=== Section Start ===
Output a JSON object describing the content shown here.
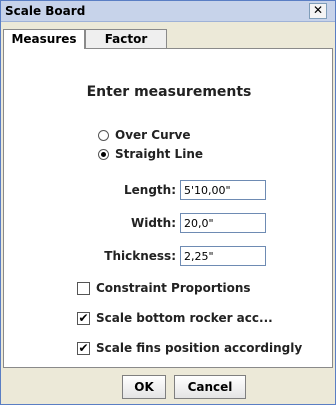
{
  "window": {
    "title": "Scale Board",
    "close_glyph": "✕"
  },
  "tabs": [
    {
      "label": "Measures",
      "active": true
    },
    {
      "label": "Factor",
      "active": false
    }
  ],
  "panel": {
    "heading": "Enter measurements",
    "options": [
      {
        "label": "Over Curve",
        "selected": false
      },
      {
        "label": "Straight Line",
        "selected": true
      }
    ],
    "fields": {
      "length": {
        "label": "Length:",
        "value": "5'10,00\""
      },
      "width": {
        "label": "Width:",
        "value": "20,0\""
      },
      "thickness": {
        "label": "Thickness:",
        "value": "2,25\""
      }
    },
    "checkboxes": [
      {
        "label": "Constraint Proportions",
        "checked": false
      },
      {
        "label": "Scale bottom rocker acc...",
        "checked": true
      },
      {
        "label": "Scale fins position accordingly",
        "checked": true
      }
    ]
  },
  "footer": {
    "ok_label": "OK",
    "cancel_label": "Cancel"
  },
  "icons": {
    "check_glyph": "✔"
  }
}
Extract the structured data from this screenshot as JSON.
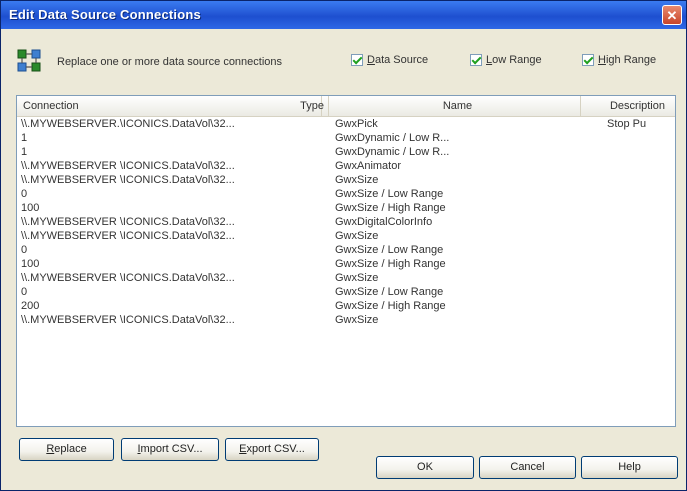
{
  "window": {
    "title": "Edit Data Source Connections",
    "close_symbol": "✕"
  },
  "toolbar": {
    "icon": "data-source-icon",
    "label": "Replace one or more data source connections",
    "checks": [
      {
        "label_accel": "D",
        "label_rest": "ata Source",
        "checked": true
      },
      {
        "label_accel": "L",
        "label_rest": "ow Range",
        "checked": true
      },
      {
        "label_accel": "H",
        "label_rest": "igh Range",
        "checked": true
      }
    ]
  },
  "list": {
    "headers": {
      "connection": "Connection",
      "type": "Type",
      "name": "Name",
      "description": "Description"
    },
    "rows": [
      {
        "connection": "\\\\.MYWEBSERVER.\\ICONICS.DataVol\\32...",
        "name": "GwxPick",
        "description": "Stop Pu"
      },
      {
        "connection": "1",
        "name": "GwxDynamic / Low R...",
        "description": ""
      },
      {
        "connection": "1",
        "name": "GwxDynamic / Low R...",
        "description": ""
      },
      {
        "connection": "\\\\.MYWEBSERVER \\ICONICS.DataVol\\32...",
        "name": "GwxAnimator",
        "description": ""
      },
      {
        "connection": "\\\\.MYWEBSERVER \\ICONICS.DataVol\\32...",
        "name": "GwxSize",
        "description": ""
      },
      {
        "connection": "0",
        "name": "GwxSize / Low Range",
        "description": ""
      },
      {
        "connection": "100",
        "name": "GwxSize / High Range",
        "description": ""
      },
      {
        "connection": "\\\\.MYWEBSERVER \\ICONICS.DataVol\\32...",
        "name": "GwxDigitalColorInfo",
        "description": ""
      },
      {
        "connection": "\\\\.MYWEBSERVER \\ICONICS.DataVol\\32...",
        "name": "GwxSize",
        "description": ""
      },
      {
        "connection": "0",
        "name": "GwxSize / Low Range",
        "description": ""
      },
      {
        "connection": "100",
        "name": "GwxSize / High Range",
        "description": ""
      },
      {
        "connection": "\\\\.MYWEBSERVER \\ICONICS.DataVol\\32...",
        "name": "GwxSize",
        "description": ""
      },
      {
        "connection": "0",
        "name": "GwxSize / Low Range",
        "description": ""
      },
      {
        "connection": "200",
        "name": "GwxSize / High Range",
        "description": ""
      },
      {
        "connection": "\\\\.MYWEBSERVER \\ICONICS.DataVol\\32...",
        "name": "GwxSize",
        "description": ""
      }
    ]
  },
  "buttons": {
    "replace": {
      "accel": "R",
      "rest": "eplace"
    },
    "import": {
      "accel": "I",
      "rest": "mport CSV..."
    },
    "export": {
      "accel": "E",
      "rest": "xport CSV..."
    },
    "ok": "OK",
    "cancel": "Cancel",
    "help": "Help"
  }
}
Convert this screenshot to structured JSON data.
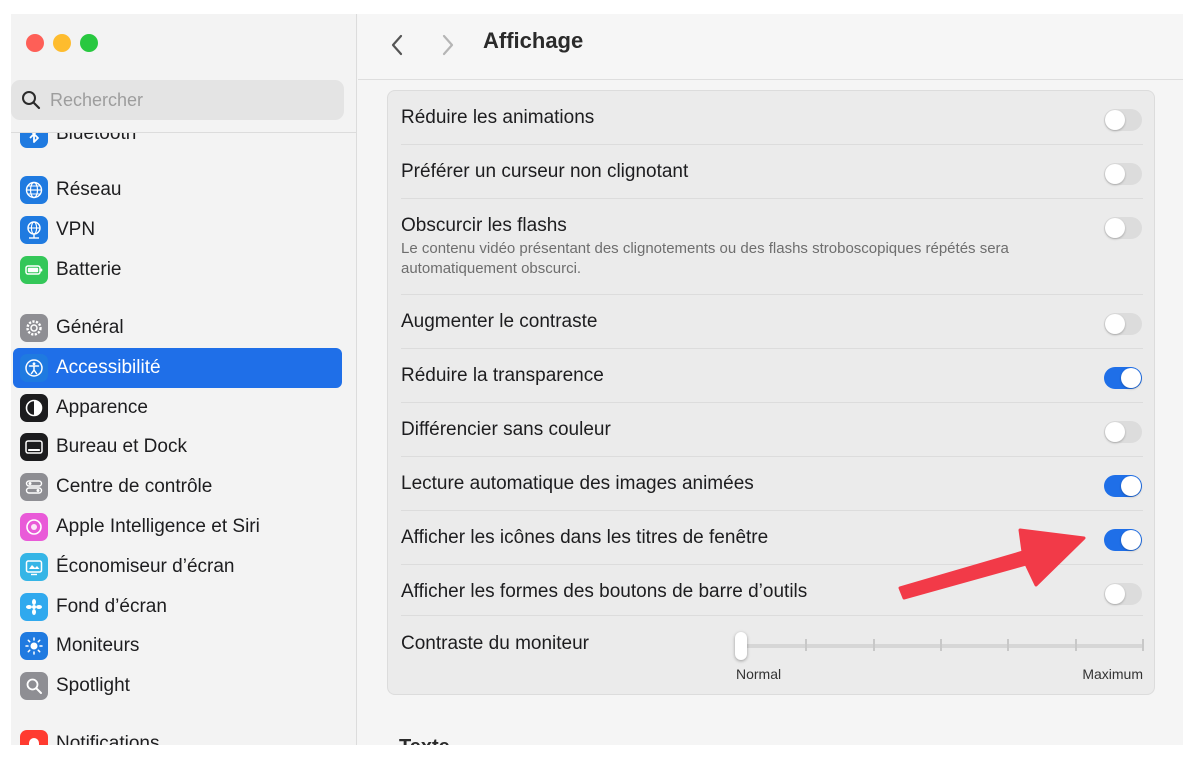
{
  "window": {
    "traffic_colors": [
      "#fe5f57",
      "#febc2e",
      "#28c840"
    ]
  },
  "sidebar": {
    "search": {
      "placeholder": "Rechercher",
      "value": ""
    },
    "items": [
      {
        "label": "Bluetooth",
        "icon": "bluetooth-icon",
        "color": "#1f7ae0",
        "active": false
      },
      {
        "label": "Réseau",
        "icon": "globe-icon",
        "color": "#1f7ae0",
        "active": false
      },
      {
        "label": "VPN",
        "icon": "globe-network-icon",
        "color": "#1f7ae0",
        "active": false
      },
      {
        "label": "Batterie",
        "icon": "battery-icon",
        "color": "#34c759",
        "active": false
      },
      {
        "label": "Général",
        "icon": "gear-icon",
        "color": "#8e8e93",
        "active": false
      },
      {
        "label": "Accessibilité",
        "icon": "accessibility-icon",
        "color": "#1f7ae0",
        "active": true
      },
      {
        "label": "Apparence",
        "icon": "appearance-icon",
        "color": "#1c1c1e",
        "active": false
      },
      {
        "label": "Bureau et Dock",
        "icon": "dock-icon",
        "color": "#1c1c1e",
        "active": false
      },
      {
        "label": "Centre de contrôle",
        "icon": "control-center-icon",
        "color": "#8e8e93",
        "active": false
      },
      {
        "label": "Apple Intelligence et Siri",
        "icon": "siri-icon",
        "color": "#e95ad8",
        "active": false
      },
      {
        "label": "Économiseur d’écran",
        "icon": "screensaver-icon",
        "color": "#35b5e6",
        "active": false
      },
      {
        "label": "Fond d’écran",
        "icon": "wallpaper-icon",
        "color": "#30a9ee",
        "active": false
      },
      {
        "label": "Moniteurs",
        "icon": "sun-icon",
        "color": "#1f7ae0",
        "active": false
      },
      {
        "label": "Spotlight",
        "icon": "spotlight-icon",
        "color": "#8e8e93",
        "active": false
      },
      {
        "label": "Notifications",
        "icon": "bell-icon",
        "color": "#ff3b30",
        "active": false
      }
    ]
  },
  "header": {
    "title": "Affichage"
  },
  "settings": {
    "rows": [
      {
        "label": "Réduire les animations",
        "on": false
      },
      {
        "label": "Préférer un curseur non clignotant",
        "on": false
      },
      {
        "label": "Obscurcir les flashs",
        "description": "Le contenu vidéo présentant des clignotements ou des flashs stroboscopiques répétés sera automatiquement obscurci.",
        "on": false
      },
      {
        "label": "Augmenter le contraste",
        "on": false
      },
      {
        "label": "Réduire la transparence",
        "on": true
      },
      {
        "label": "Différencier sans couleur",
        "on": false
      },
      {
        "label": "Lecture automatique des images animées",
        "on": true
      },
      {
        "label": "Afficher les icônes dans les titres de fenêtre",
        "on": true
      },
      {
        "label": "Afficher les formes des boutons de barre d’outils",
        "on": false
      }
    ],
    "contrast": {
      "label": "Contraste du moniteur",
      "min_label": "Normal",
      "max_label": "Maximum",
      "value": 0
    }
  },
  "next_section_cut": "Texte",
  "accent_color": "#1f6fe8",
  "annotation_arrow_color": "#f23a48"
}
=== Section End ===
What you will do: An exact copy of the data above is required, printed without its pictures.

Written answer:
Output a JSON object describing the content shown here.
{
  "window": {
    "title": "Scale Board",
    "close_glyph": "✕"
  },
  "tabs": [
    {
      "label": "Measures",
      "active": true
    },
    {
      "label": "Factor",
      "active": false
    }
  ],
  "panel": {
    "heading": "Enter measurements",
    "options": [
      {
        "label": "Over Curve",
        "selected": false
      },
      {
        "label": "Straight Line",
        "selected": true
      }
    ],
    "fields": {
      "length": {
        "label": "Length:",
        "value": "5'10,00\""
      },
      "width": {
        "label": "Width:",
        "value": "20,0\""
      },
      "thickness": {
        "label": "Thickness:",
        "value": "2,25\""
      }
    },
    "checkboxes": [
      {
        "label": "Constraint Proportions",
        "checked": false
      },
      {
        "label": "Scale bottom rocker acc...",
        "checked": true
      },
      {
        "label": "Scale fins position accordingly",
        "checked": true
      }
    ]
  },
  "footer": {
    "ok_label": "OK",
    "cancel_label": "Cancel"
  },
  "icons": {
    "check_glyph": "✔"
  }
}
Extract the structured data from this screenshot as JSON.
{
  "window": {
    "title": "Edit Data Source Connections",
    "close_symbol": "✕"
  },
  "toolbar": {
    "icon": "data-source-icon",
    "label": "Replace one or more data source connections",
    "checks": [
      {
        "label_accel": "D",
        "label_rest": "ata Source",
        "checked": true
      },
      {
        "label_accel": "L",
        "label_rest": "ow Range",
        "checked": true
      },
      {
        "label_accel": "H",
        "label_rest": "igh Range",
        "checked": true
      }
    ]
  },
  "list": {
    "headers": {
      "connection": "Connection",
      "type": "Type",
      "name": "Name",
      "description": "Description"
    },
    "rows": [
      {
        "connection": "\\\\.MYWEBSERVER.\\ICONICS.DataVol\\32...",
        "name": "GwxPick",
        "description": "Stop Pu"
      },
      {
        "connection": "1",
        "name": "GwxDynamic / Low R...",
        "description": ""
      },
      {
        "connection": "1",
        "name": "GwxDynamic / Low R...",
        "description": ""
      },
      {
        "connection": "\\\\.MYWEBSERVER \\ICONICS.DataVol\\32...",
        "name": "GwxAnimator",
        "description": ""
      },
      {
        "connection": "\\\\.MYWEBSERVER \\ICONICS.DataVol\\32...",
        "name": "GwxSize",
        "description": ""
      },
      {
        "connection": "0",
        "name": "GwxSize / Low Range",
        "description": ""
      },
      {
        "connection": "100",
        "name": "GwxSize / High Range",
        "description": ""
      },
      {
        "connection": "\\\\.MYWEBSERVER \\ICONICS.DataVol\\32...",
        "name": "GwxDigitalColorInfo",
        "description": ""
      },
      {
        "connection": "\\\\.MYWEBSERVER \\ICONICS.DataVol\\32...",
        "name": "GwxSize",
        "description": ""
      },
      {
        "connection": "0",
        "name": "GwxSize / Low Range",
        "description": ""
      },
      {
        "connection": "100",
        "name": "GwxSize / High Range",
        "description": ""
      },
      {
        "connection": "\\\\.MYWEBSERVER \\ICONICS.DataVol\\32...",
        "name": "GwxSize",
        "description": ""
      },
      {
        "connection": "0",
        "name": "GwxSize / Low Range",
        "description": ""
      },
      {
        "connection": "200",
        "name": "GwxSize / High Range",
        "description": ""
      },
      {
        "connection": "\\\\.MYWEBSERVER \\ICONICS.DataVol\\32...",
        "name": "GwxSize",
        "description": ""
      }
    ]
  },
  "buttons": {
    "replace": {
      "accel": "R",
      "rest": "eplace"
    },
    "import": {
      "accel": "I",
      "rest": "mport CSV..."
    },
    "export": {
      "accel": "E",
      "rest": "xport CSV..."
    },
    "ok": "OK",
    "cancel": "Cancel",
    "help": "Help"
  }
}
Convert this screenshot to structured JSON data.
{
  "window": {
    "traffic_colors": [
      "#fe5f57",
      "#febc2e",
      "#28c840"
    ]
  },
  "sidebar": {
    "search": {
      "placeholder": "Rechercher",
      "value": ""
    },
    "items": [
      {
        "label": "Bluetooth",
        "icon": "bluetooth-icon",
        "color": "#1f7ae0",
        "active": false
      },
      {
        "label": "Réseau",
        "icon": "globe-icon",
        "color": "#1f7ae0",
        "active": false
      },
      {
        "label": "VPN",
        "icon": "globe-network-icon",
        "color": "#1f7ae0",
        "active": false
      },
      {
        "label": "Batterie",
        "icon": "battery-icon",
        "color": "#34c759",
        "active": false
      },
      {
        "label": "Général",
        "icon": "gear-icon",
        "color": "#8e8e93",
        "active": false
      },
      {
        "label": "Accessibilité",
        "icon": "accessibility-icon",
        "color": "#1f7ae0",
        "active": true
      },
      {
        "label": "Apparence",
        "icon": "appearance-icon",
        "color": "#1c1c1e",
        "active": false
      },
      {
        "label": "Bureau et Dock",
        "icon": "dock-icon",
        "color": "#1c1c1e",
        "active": false
      },
      {
        "label": "Centre de contrôle",
        "icon": "control-center-icon",
        "color": "#8e8e93",
        "active": false
      },
      {
        "label": "Apple Intelligence et Siri",
        "icon": "siri-icon",
        "color": "#e95ad8",
        "active": false
      },
      {
        "label": "Économiseur d’écran",
        "icon": "screensaver-icon",
        "color": "#35b5e6",
        "active": false
      },
      {
        "label": "Fond d’écran",
        "icon": "wallpaper-icon",
        "color": "#30a9ee",
        "active": false
      },
      {
        "label": "Moniteurs",
        "icon": "sun-icon",
        "color": "#1f7ae0",
        "active": false
      },
      {
        "label": "Spotlight",
        "icon": "spotlight-icon",
        "color": "#8e8e93",
        "active": false
      },
      {
        "label": "Notifications",
        "icon": "bell-icon",
        "color": "#ff3b30",
        "active": false
      }
    ]
  },
  "header": {
    "title": "Affichage"
  },
  "settings": {
    "rows": [
      {
        "label": "Réduire les animations",
        "on": false
      },
      {
        "label": "Préférer un curseur non clignotant",
        "on": false
      },
      {
        "label": "Obscurcir les flashs",
        "description": "Le contenu vidéo présentant des clignotements ou des flashs stroboscopiques répétés sera automatiquement obscurci.",
        "on": false
      },
      {
        "label": "Augmenter le contraste",
        "on": false
      },
      {
        "label": "Réduire la transparence",
        "on": true
      },
      {
        "label": "Différencier sans couleur",
        "on": false
      },
      {
        "label": "Lecture automatique des images animées",
        "on": true
      },
      {
        "label": "Afficher les icônes dans les titres de fenêtre",
        "on": true
      },
      {
        "label": "Afficher les formes des boutons de barre d’outils",
        "on": false
      }
    ],
    "contrast": {
      "label": "Contraste du moniteur",
      "min_label": "Normal",
      "max_label": "Maximum",
      "value": 0
    }
  },
  "next_section_cut": "Texte",
  "accent_color": "#1f6fe8",
  "annotation_arrow_color": "#f23a48"
}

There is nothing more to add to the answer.